Turning the tables on the spying agency, three members of the Swedish Pirate Party’s youth division drove up to FRA’s headquarters yesterday, hoping they could find out more about the agency’s secretive plans.
“No politician or FRA executive wants to tell the public what they actually are doing. So we thought that we need to do a bit of signal intelligence ourselves,” Gustav Nipe, Chairman of Young Pirate tells TorrentFreak.
Armed with a large antenna the Pirates parked their purple van a few meters outside the FRA building. However, before they could set up their surveillance rig armed guards came rushing in to put a stop to their plans.
Ready to spy
The ‘spies’ were held for 45 minutes while their vehicle was searched, with the guards filming every minute detail. The pirates were eventually released, but not before they were warned that any attempt to activate their equipment would lead to their arrest.
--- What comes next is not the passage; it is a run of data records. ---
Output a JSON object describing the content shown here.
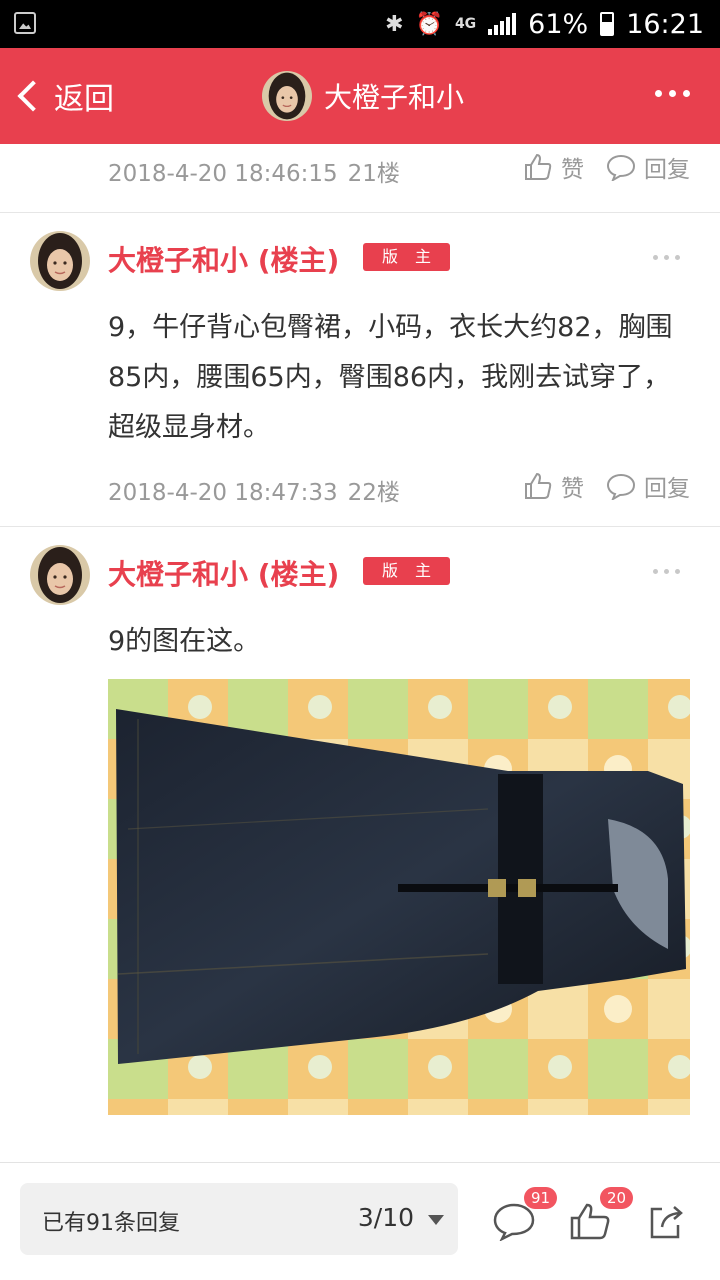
{
  "status_bar": {
    "battery": "61%",
    "time": "16:21",
    "network": "4G"
  },
  "header": {
    "back_label": "返回",
    "title": "大橙子和小"
  },
  "posts": [
    {
      "timestamp": "2018-4-20 18:46:15",
      "floor": "21楼",
      "like_label": "赞",
      "reply_label": "回复"
    },
    {
      "author": "大橙子和小 (楼主)",
      "badge": "版 主",
      "text": "9，牛仔背心包臀裙，小码，衣长大约82，胸围85内，腰围65内，臀围86内，我刚去试穿了，超级显身材。",
      "timestamp": "2018-4-20 18:47:33",
      "floor": "22楼",
      "like_label": "赞",
      "reply_label": "回复"
    },
    {
      "author": "大橙子和小 (楼主)",
      "badge": "版 主",
      "text": "9的图在这。",
      "image_alt": "denim-dress-photo"
    }
  ],
  "bottom_bar": {
    "reply_count_text": "已有91条回复",
    "page": "3/10",
    "comment_count": "91",
    "like_count": "20"
  },
  "colors": {
    "accent": "#e8404e",
    "meta_text": "#999999"
  }
}
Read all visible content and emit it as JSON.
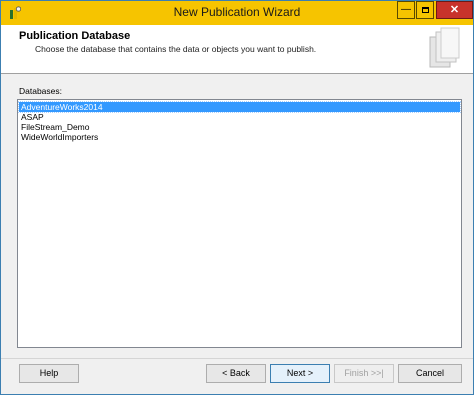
{
  "window": {
    "title": "New Publication Wizard",
    "icons": {
      "app": "key-user-icon",
      "minimize": "minimize-icon",
      "maximize": "maximize-icon",
      "close": "close-icon"
    }
  },
  "header": {
    "title": "Publication Database",
    "subtitle": "Choose the database that contains the data or objects you want to publish.",
    "graphic_icon": "database-stack-icon"
  },
  "databases": {
    "label": "Databases:",
    "items": [
      "AdventureWorks2014",
      "ASAP",
      "FileStream_Demo",
      "WideWorldImporters"
    ],
    "selected": "AdventureWorks2014"
  },
  "buttons": {
    "help": "Help",
    "back": "< Back",
    "next": "Next >",
    "finish": "Finish >>|",
    "cancel": "Cancel"
  },
  "colors": {
    "titlebar": "#f6c400",
    "close_button": "#c8322b",
    "selection": "#3399ff"
  }
}
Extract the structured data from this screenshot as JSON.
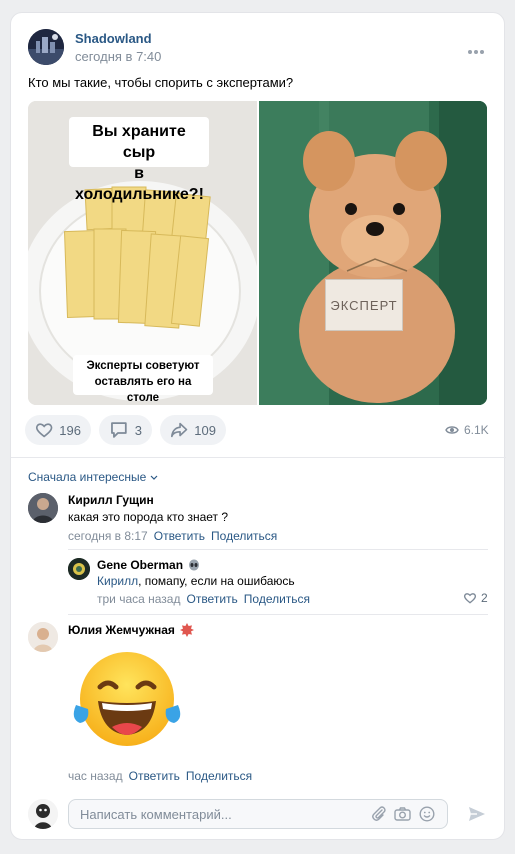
{
  "post": {
    "author": "Shadowland",
    "time": "сегодня в 7:40",
    "text": "Кто мы такие, чтобы спорить с экспертами?",
    "photo_left": {
      "top_caption": "Вы храните сыр\nв холодильнике?!",
      "bottom_caption": "Эксперты советуют\nоставлять его на столе"
    },
    "photo_right": {
      "sign_text": "ЭКСПЕРТ"
    },
    "likes": "196",
    "comments": "3",
    "shares": "109",
    "views": "6.1K"
  },
  "comments_sort": "Сначала интересные",
  "comments": [
    {
      "author": "Кирилл Гущин",
      "text": "какая это порода кто знает ?",
      "time": "сегодня в 8:17",
      "reply_label": "Ответить",
      "share_label": "Поделиться"
    },
    {
      "author": "Gene Oberman",
      "mention": "Кирилл",
      "text": ", помапу, если на ошибаюсь",
      "time": "три часа назад",
      "reply_label": "Ответить",
      "share_label": "Поделиться",
      "likes": "2"
    },
    {
      "author": "Юлия Жемчужная",
      "time": "час назад",
      "reply_label": "Ответить",
      "share_label": "Поделиться"
    }
  ],
  "comment_input": {
    "placeholder": "Написать комментарий..."
  },
  "colors": {
    "link": "#2a5885",
    "muted": "#818c99",
    "background": "#edeef0"
  }
}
Looking back, the Young Pirate chairman is surprised that they were approached this aggressively, as they were not trespassing or carrying out any other type of illegal activity. “Everybody is allowed to scan the air for signals in Sweden,” Nipe tells TorrentFreak.
“It’s clear that FRA have something to hide, otherwise they wouldn’t have sent armed guards at us,” he adds.
Spying on the spies
The Pirates hope that their actions have at least helped to raise public awareness about the secret surveillance practices, and the fact that those who are responsible refuse to explain what they are doing, and why.
“It is up to us citizens to try to find out what is going on. Who and what is FRA spying on? Our constitution states that all public power emanates from the people, but when we are not entrusted to know what is done with this power, we need to seek the answers ourselves,” Nipe concludes.
Constitutional rights aren’t all that effective if you don’t know what they are. A new infographic released by Online-Paralegal-Programs.com seeks to help Americans understand what rights they do and don’t have when interacting with an officer of the law.
The infographic is surprisingly detailed and includes information on filming a police encounter, DUI stops and requirements to show ID — which actually varies state to state.
Explore all the rights you have during a police encounter: